Task item:
Reproduce the data exactly; no word may be added or dropped.

Input data:
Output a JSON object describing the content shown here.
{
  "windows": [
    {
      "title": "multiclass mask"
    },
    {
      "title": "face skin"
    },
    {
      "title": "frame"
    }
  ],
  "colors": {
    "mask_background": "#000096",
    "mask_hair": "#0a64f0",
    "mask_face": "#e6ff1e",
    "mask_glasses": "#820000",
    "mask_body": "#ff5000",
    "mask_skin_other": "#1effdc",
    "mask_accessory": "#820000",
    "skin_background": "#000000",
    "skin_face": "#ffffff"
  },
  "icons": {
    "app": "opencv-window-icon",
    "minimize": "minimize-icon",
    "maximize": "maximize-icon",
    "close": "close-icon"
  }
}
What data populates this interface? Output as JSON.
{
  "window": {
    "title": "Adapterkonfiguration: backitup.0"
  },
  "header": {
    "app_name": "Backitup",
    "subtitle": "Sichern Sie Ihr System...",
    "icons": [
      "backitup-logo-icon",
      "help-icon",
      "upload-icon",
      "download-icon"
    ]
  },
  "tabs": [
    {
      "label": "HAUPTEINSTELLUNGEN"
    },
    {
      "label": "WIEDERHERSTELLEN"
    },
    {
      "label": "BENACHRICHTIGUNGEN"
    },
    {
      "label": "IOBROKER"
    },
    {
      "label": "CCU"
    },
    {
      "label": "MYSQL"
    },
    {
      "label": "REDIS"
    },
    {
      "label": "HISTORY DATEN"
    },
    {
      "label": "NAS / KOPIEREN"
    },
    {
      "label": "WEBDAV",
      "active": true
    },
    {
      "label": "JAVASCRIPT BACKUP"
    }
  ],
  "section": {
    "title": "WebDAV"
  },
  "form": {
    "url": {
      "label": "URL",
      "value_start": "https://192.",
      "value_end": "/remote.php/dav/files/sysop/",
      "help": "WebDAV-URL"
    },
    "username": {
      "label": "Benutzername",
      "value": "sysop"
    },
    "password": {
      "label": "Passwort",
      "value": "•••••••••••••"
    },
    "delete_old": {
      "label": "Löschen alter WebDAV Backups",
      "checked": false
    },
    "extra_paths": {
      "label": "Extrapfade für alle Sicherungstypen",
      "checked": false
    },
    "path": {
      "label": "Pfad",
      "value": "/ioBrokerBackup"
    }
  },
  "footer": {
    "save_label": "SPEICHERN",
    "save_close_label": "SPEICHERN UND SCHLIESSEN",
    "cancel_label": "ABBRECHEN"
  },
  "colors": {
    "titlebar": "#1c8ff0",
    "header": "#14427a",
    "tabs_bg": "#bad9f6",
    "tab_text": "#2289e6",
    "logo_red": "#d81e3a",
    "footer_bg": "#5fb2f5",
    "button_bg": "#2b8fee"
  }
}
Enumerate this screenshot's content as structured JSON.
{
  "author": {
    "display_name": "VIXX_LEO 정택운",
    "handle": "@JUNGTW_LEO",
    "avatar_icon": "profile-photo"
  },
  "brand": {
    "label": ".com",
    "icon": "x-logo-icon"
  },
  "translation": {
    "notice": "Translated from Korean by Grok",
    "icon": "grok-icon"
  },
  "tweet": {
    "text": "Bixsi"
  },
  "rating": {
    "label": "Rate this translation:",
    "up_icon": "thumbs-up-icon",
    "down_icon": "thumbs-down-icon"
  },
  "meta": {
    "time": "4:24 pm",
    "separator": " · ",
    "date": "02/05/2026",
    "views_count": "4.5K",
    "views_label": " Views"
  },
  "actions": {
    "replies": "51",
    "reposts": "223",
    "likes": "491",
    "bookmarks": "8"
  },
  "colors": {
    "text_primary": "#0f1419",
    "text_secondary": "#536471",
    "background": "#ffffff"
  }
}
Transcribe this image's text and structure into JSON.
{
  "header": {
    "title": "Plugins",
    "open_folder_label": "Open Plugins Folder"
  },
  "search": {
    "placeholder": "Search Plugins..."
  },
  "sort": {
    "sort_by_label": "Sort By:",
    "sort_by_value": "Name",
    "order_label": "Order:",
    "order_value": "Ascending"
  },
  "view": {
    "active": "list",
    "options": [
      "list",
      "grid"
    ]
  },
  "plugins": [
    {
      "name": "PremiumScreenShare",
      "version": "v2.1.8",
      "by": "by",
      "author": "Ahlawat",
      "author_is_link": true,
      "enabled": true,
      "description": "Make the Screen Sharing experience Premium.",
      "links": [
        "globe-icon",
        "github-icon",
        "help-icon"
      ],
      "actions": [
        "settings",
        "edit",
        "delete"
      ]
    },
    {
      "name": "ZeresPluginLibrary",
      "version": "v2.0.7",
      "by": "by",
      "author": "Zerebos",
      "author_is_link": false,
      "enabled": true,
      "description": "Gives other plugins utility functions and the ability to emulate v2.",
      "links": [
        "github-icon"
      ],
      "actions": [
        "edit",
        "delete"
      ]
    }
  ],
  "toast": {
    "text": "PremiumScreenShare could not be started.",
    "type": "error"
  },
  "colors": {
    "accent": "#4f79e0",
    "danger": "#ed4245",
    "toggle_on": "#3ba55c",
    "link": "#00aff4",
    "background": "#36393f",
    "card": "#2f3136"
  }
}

Response:
Output a JSON object describing the content shown here.
{
  "windows": [
    {
      "title": "multiclass mask"
    },
    {
      "title": "face skin"
    },
    {
      "title": "frame"
    }
  ],
  "colors": {
    "mask_background": "#000096",
    "mask_hair": "#0a64f0",
    "mask_face": "#e6ff1e",
    "mask_glasses": "#820000",
    "mask_body": "#ff5000",
    "mask_skin_other": "#1effdc",
    "mask_accessory": "#820000",
    "skin_background": "#000000",
    "skin_face": "#ffffff"
  },
  "icons": {
    "app": "opencv-window-icon",
    "minimize": "minimize-icon",
    "maximize": "maximize-icon",
    "close": "close-icon"
  }
}
What data populates this interface? Output as JSON.
{
  "window": {
    "title": "Adapterkonfiguration: backitup.0"
  },
  "header": {
    "app_name": "Backitup",
    "subtitle": "Sichern Sie Ihr System...",
    "icons": [
      "backitup-logo-icon",
      "help-icon",
      "upload-icon",
      "download-icon"
    ]
  },
  "tabs": [
    {
      "label": "HAUPTEINSTELLUNGEN"
    },
    {
      "label": "WIEDERHERSTELLEN"
    },
    {
      "label": "BENACHRICHTIGUNGEN"
    },
    {
      "label": "IOBROKER"
    },
    {
      "label": "CCU"
    },
    {
      "label": "MYSQL"
    },
    {
      "label": "REDIS"
    },
    {
      "label": "HISTORY DATEN"
    },
    {
      "label": "NAS / KOPIEREN"
    },
    {
      "label": "WEBDAV",
      "active": true
    },
    {
      "label": "JAVASCRIPT BACKUP"
    }
  ],
  "section": {
    "title": "WebDAV"
  },
  "form": {
    "url": {
      "label": "URL",
      "value_start": "https://192.",
      "value_end": "/remote.php/dav/files/sysop/",
      "help": "WebDAV-URL"
    },
    "username": {
      "label": "Benutzername",
      "value": "sysop"
    },
    "password": {
      "label": "Passwort",
      "value": "•••••••••••••"
    },
    "delete_old": {
      "label": "Löschen alter WebDAV Backups",
      "checked": false
    },
    "extra_paths": {
      "label": "Extrapfade für alle Sicherungstypen",
      "checked": false
    },
    "path": {
      "label": "Pfad",
      "value": "/ioBrokerBackup"
    }
  },
  "footer": {
    "save_label": "SPEICHERN",
    "save_close_label": "SPEICHERN UND SCHLIESSEN",
    "cancel_label": "ABBRECHEN"
  },
  "colors": {
    "titlebar": "#1c8ff0",
    "header": "#14427a",
    "tabs_bg": "#bad9f6",
    "tab_text": "#2289e6",
    "logo_red": "#d81e3a",
    "footer_bg": "#5fb2f5",
    "button_bg": "#2b8fee"
  }
}
Enumerate this screenshot's content as structured JSON.
{
  "author": {
    "display_name": "VIXX_LEO 정택운",
    "handle": "@JUNGTW_LEO",
    "avatar_icon": "profile-photo"
  },
  "brand": {
    "label": ".com",
    "icon": "x-logo-icon"
  },
  "translation": {
    "notice": "Translated from Korean by Grok",
    "icon": "grok-icon"
  },
  "tweet": {
    "text": "Bixsi"
  },
  "rating": {
    "label": "Rate this translation:",
    "up_icon": "thumbs-up-icon",
    "down_icon": "thumbs-down-icon"
  },
  "meta": {
    "time": "4:24 pm",
    "separator": " · ",
    "date": "02/05/2026",
    "views_count": "4.5K",
    "views_label": " Views"
  },
  "actions": {
    "replies": "51",
    "reposts": "223",
    "likes": "491",
    "bookmarks": "8"
  },
  "colors": {
    "text_primary": "#0f1419",
    "text_secondary": "#536471",
    "background": "#ffffff"
  }
}
Transcribe this image's text and structure into JSON.
{
  "header": {
    "title": "Plugins",
    "open_folder_label": "Open Plugins Folder"
  },
  "search": {
    "placeholder": "Search Plugins..."
  },
  "sort": {
    "sort_by_label": "Sort By:",
    "sort_by_value": "Name",
    "order_label": "Order:",
    "order_value": "Ascending"
  },
  "view": {
    "active": "list",
    "options": [
      "list",
      "grid"
    ]
  },
  "plugins": [
    {
      "name": "PremiumScreenShare",
      "version": "v2.1.8",
      "by": "by",
      "author": "Ahlawat",
      "author_is_link": true,
      "enabled": true,
      "description": "Make the Screen Sharing experience Premium.",
      "links": [
        "globe-icon",
        "github-icon",
        "help-icon"
      ],
      "actions": [
        "settings",
        "edit",
        "delete"
      ]
    },
    {
      "name": "ZeresPluginLibrary",
      "version": "v2.0.7",
      "by": "by",
      "author": "Zerebos",
      "author_is_link": false,
      "enabled": true,
      "description": "Gives other plugins utility functions and the ability to emulate v2.",
      "links": [
        "github-icon"
      ],
      "actions": [
        "edit",
        "delete"
      ]
    }
  ],
  "toast": {
    "text": "PremiumScreenShare could not be started.",
    "type": "error"
  },
  "colors": {
    "accent": "#4f79e0",
    "danger": "#ed4245",
    "toggle_on": "#3ba55c",
    "link": "#00aff4",
    "background": "#36393f",
    "card": "#2f3136"
  }
}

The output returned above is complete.